The phone rang as Lenny was gently pouring nuts into the metal tube. It made her jump and spill them all over the floor. Olive had done that the last time she was home, not accidentally, but by taking the bag down and shaking the nuts and scattering them. Lenny had shouted – no, screamed – in anger and desperation. Olive had stared at her for a moment blankly before bursting into tears. A small child’s tears.
So it had started all over again but more quickly this time. They wanted her to come at once, they couldn’t cope, Olive had to return home. She sighed.
‘Are you all right, Miss Wilcox?’
‘Yes. What’s she done this time?’
‘Nothing. Well, nothing to worry about. She’s fine.’
‘What’s she doing?’

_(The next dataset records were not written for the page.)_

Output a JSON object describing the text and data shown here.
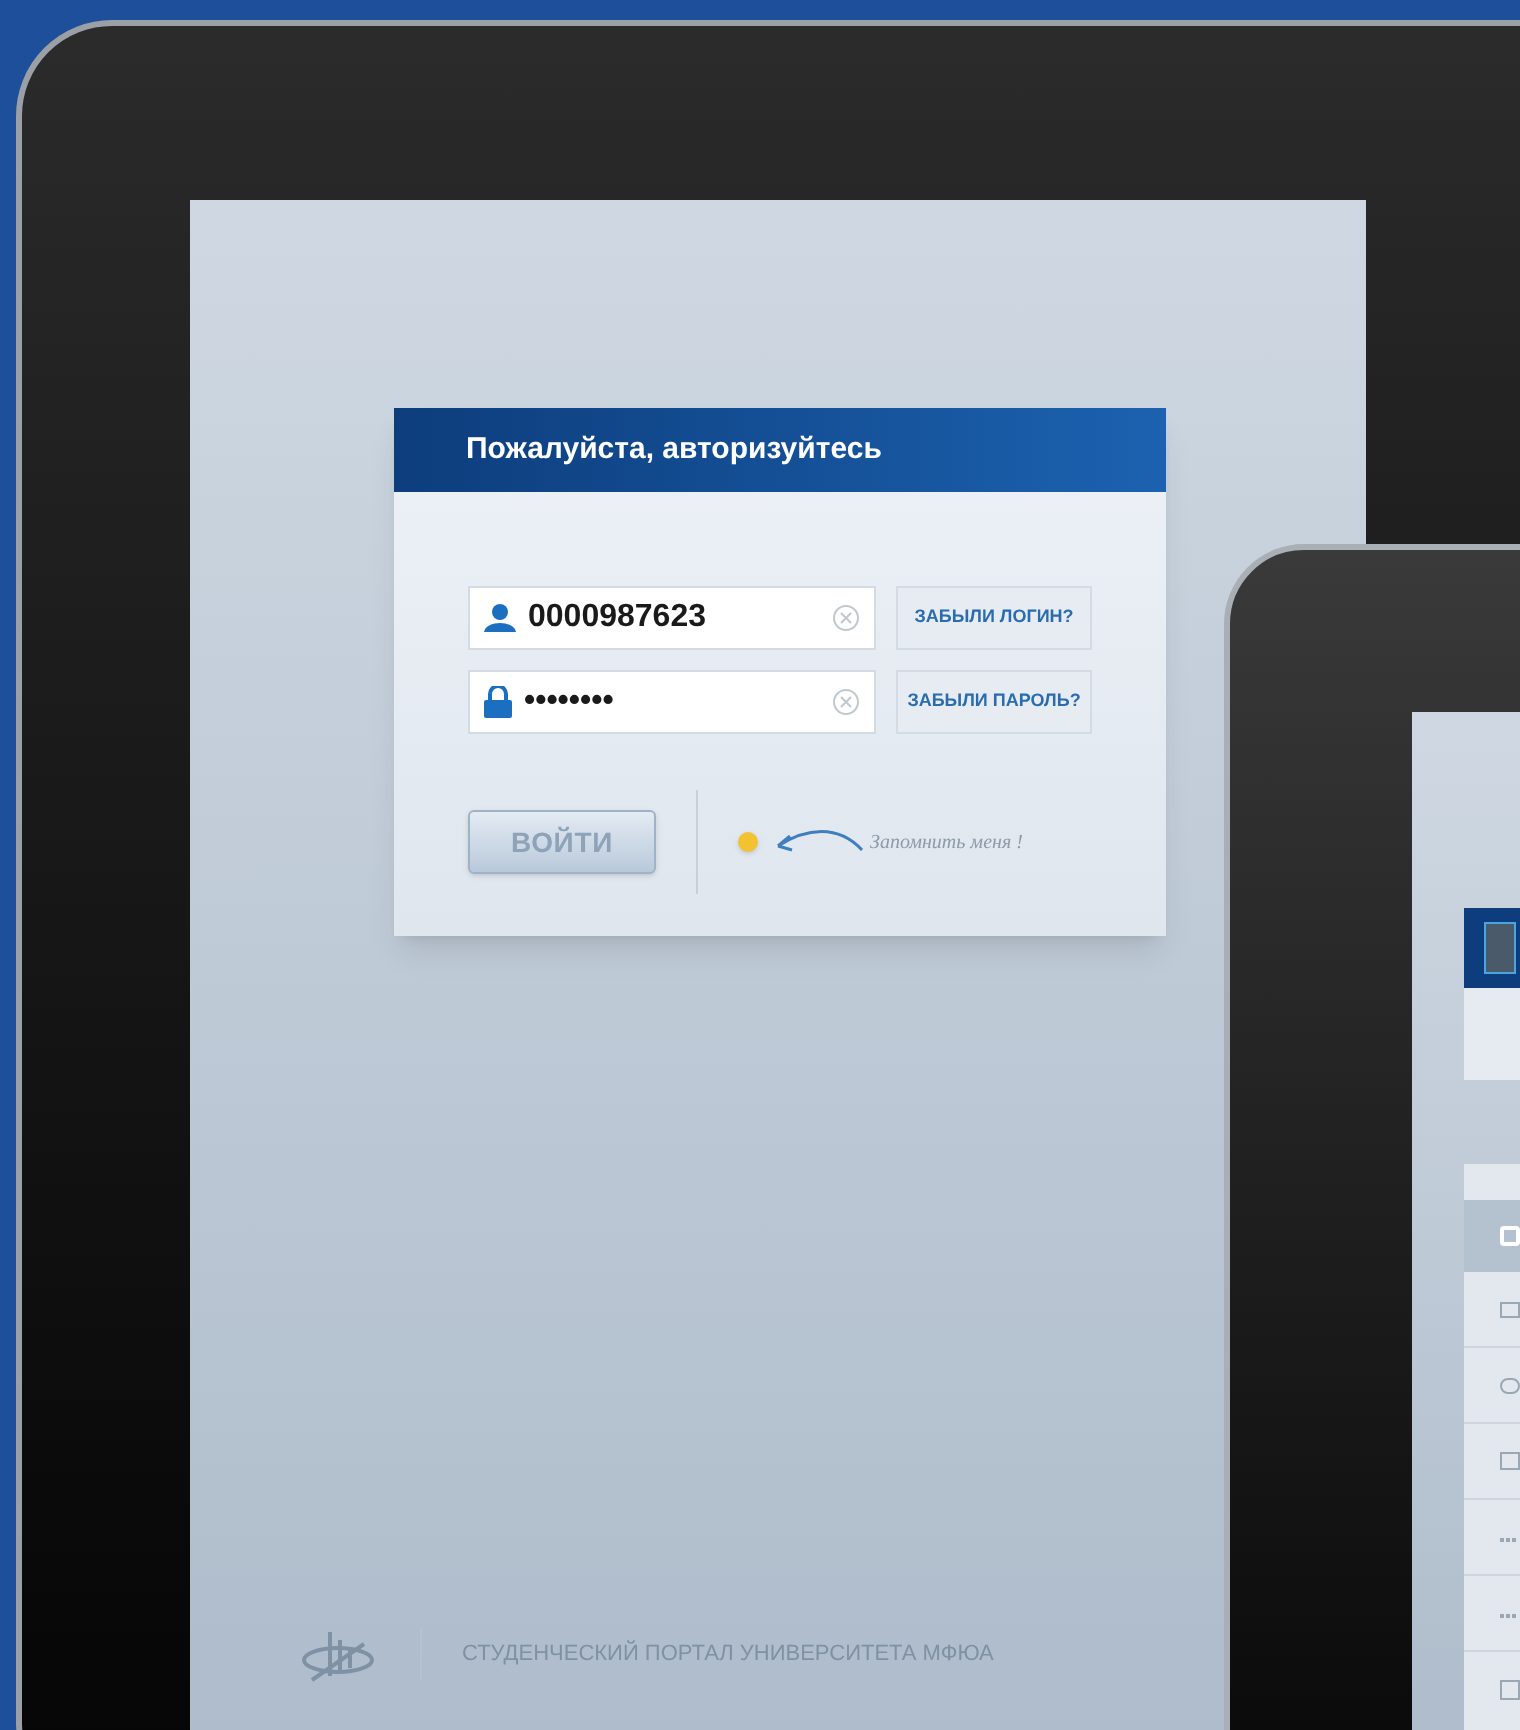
{
  "login": {
    "title": "Пожалуйста, авторизуйтесь",
    "fields": [
      {
        "kind": "login",
        "value": "0000987623",
        "link": "ЗАБЫЛИ ЛОГИН?"
      },
      {
        "kind": "password",
        "value": "••••••••",
        "link": "ЗАБЫЛИ ПАРОЛЬ?"
      }
    ],
    "submit": "ВОЙТИ",
    "remember": {
      "label": "Запомнить меня !",
      "checked": true
    }
  },
  "footer": {
    "text": "СТУДЕНЧЕСКИЙ ПОРТАЛ УНИВЕРСИТЕТА МФЮА"
  }
}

‘She’s just having a walk round the garden with Lorraine, one of the carers – it’s such a nice day. No, it isn’t anything to worry about really but we’ve got a bit of a puzzle we can’t solve. And just now and again she seems worried about it – a bit agitated, if you understand me.’
‘It’s a name …’
‘That’s the thing … we don’t know. She can’t tell us but she says it sometimes and then gets very upset and agitated. I thought you would know and maybe give us an idea of how we can calm her down. The trouble is she only mutters it, says it almost to herself.’
‘It sounds like – Agatha maybe?’
‘Yes. We’ve all tried to make it out. I repeated what she was saying – or what she seemed to be saying – but she got very upset. Perhaps it wasn’t Agatha.’
‘I don’t know. I can’t think of anyone called Agatha.’
‘Well, whatever it is, it’s the only thing that’s disturbed her since she came here, so if you do think of what it might be …’
‘Perhaps it isn’t a name.’
‘Should I come to see her? I wanted her to settle down first. If she sees me she might get upset about – not coming home with me.’
‘I don’t think you’ll find that now. They do move on a stage, you know … when some things just don’t upset them any more.’
‘You mean she might have forgotten me?’
‘No, I don’t mean that, or not yet anyway, though you can never quite predict how things have moved on. But she might have forgotten home … where it is, what it means.’
‘Is that a good thing? Is it?’
‘Sometimes. Letting go can make them more peaceful … they come to an acceptance. But this is hard for you – it’s always hardest for the ones looking on. If you ever want to come and talk to one of us about that you only have to ask. Dr Fison is very good at helping relatives come to terms with it all. You’d find him such a help if you ever need to get it off your chest.’